The lines of the records that include "valor" should all be copied.
--- --- ---
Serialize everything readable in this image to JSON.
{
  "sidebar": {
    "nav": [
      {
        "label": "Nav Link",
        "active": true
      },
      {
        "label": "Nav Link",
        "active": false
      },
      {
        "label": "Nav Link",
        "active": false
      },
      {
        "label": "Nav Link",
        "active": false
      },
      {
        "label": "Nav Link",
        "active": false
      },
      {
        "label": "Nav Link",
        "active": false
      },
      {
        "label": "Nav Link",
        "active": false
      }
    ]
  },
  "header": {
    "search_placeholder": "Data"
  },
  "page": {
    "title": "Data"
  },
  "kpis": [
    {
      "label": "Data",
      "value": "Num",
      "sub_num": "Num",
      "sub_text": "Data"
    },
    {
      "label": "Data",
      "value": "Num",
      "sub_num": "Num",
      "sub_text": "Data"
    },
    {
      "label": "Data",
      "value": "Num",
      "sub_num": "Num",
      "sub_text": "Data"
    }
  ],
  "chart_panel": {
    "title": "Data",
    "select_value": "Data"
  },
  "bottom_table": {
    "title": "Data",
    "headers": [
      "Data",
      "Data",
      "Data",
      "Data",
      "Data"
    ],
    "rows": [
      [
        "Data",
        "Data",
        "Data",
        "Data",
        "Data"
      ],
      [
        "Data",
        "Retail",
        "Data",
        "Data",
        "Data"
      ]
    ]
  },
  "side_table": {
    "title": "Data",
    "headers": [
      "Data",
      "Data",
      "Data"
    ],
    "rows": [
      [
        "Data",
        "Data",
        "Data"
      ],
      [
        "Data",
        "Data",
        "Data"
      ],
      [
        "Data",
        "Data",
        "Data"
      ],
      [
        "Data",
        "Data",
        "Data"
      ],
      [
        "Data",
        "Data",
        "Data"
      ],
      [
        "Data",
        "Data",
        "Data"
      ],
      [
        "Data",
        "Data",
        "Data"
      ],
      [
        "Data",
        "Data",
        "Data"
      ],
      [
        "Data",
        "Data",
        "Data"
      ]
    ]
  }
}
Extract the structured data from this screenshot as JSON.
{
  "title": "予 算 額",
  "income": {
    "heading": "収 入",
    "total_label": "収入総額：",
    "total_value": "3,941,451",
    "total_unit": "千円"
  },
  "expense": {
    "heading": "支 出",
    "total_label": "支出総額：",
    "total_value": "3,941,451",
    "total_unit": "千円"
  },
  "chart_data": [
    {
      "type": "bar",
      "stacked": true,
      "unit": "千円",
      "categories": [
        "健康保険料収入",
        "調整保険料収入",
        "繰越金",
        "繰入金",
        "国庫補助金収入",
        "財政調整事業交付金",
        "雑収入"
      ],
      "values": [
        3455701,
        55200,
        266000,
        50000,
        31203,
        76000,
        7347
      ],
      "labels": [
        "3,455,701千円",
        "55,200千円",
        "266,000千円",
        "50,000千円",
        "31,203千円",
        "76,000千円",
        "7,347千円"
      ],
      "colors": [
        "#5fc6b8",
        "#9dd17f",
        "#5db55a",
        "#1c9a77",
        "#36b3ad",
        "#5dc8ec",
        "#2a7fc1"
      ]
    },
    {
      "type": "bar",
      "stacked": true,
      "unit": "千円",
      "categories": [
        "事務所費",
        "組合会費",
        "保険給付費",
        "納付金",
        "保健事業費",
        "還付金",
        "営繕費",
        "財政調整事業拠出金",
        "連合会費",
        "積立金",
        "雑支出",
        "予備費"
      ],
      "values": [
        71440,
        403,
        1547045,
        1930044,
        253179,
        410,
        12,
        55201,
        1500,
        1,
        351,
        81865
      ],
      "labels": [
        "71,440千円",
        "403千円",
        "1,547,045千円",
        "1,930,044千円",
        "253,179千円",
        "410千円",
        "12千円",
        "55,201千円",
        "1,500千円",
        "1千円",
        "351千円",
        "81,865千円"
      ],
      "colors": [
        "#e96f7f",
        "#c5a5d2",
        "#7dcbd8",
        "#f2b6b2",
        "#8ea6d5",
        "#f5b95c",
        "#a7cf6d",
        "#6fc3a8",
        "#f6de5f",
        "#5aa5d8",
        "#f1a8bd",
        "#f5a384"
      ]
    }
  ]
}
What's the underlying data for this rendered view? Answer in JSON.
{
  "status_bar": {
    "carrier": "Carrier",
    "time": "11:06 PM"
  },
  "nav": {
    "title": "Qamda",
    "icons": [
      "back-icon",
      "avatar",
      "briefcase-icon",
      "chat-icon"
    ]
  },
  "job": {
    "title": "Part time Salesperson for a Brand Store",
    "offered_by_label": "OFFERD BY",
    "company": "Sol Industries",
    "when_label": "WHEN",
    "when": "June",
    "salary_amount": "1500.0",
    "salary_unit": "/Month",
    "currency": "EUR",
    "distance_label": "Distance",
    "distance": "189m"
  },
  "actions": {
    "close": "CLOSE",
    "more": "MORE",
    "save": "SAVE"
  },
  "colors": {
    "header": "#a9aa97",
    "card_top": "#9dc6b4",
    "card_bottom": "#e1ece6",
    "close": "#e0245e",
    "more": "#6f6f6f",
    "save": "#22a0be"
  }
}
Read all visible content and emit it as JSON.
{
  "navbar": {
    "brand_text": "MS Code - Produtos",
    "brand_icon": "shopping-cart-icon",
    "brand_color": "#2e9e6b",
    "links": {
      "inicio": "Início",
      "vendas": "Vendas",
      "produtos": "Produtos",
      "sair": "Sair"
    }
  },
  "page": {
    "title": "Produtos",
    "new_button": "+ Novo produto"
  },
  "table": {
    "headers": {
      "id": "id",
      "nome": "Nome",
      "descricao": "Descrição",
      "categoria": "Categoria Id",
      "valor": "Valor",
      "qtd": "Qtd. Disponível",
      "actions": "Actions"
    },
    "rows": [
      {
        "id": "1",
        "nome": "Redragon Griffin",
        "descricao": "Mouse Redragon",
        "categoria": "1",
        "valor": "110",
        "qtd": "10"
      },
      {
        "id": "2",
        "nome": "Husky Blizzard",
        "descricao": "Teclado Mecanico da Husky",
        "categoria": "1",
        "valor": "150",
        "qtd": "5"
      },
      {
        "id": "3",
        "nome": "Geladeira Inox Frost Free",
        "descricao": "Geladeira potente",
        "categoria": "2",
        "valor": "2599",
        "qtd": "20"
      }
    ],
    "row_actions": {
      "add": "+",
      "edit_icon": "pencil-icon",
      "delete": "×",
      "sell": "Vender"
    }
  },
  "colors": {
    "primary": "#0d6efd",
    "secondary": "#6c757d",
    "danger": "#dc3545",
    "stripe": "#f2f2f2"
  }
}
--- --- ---
#### TASK OUTPUT:
      "valor": "Valor",
        "valor": "110",
        "valor": "150",
        "valor": "2599",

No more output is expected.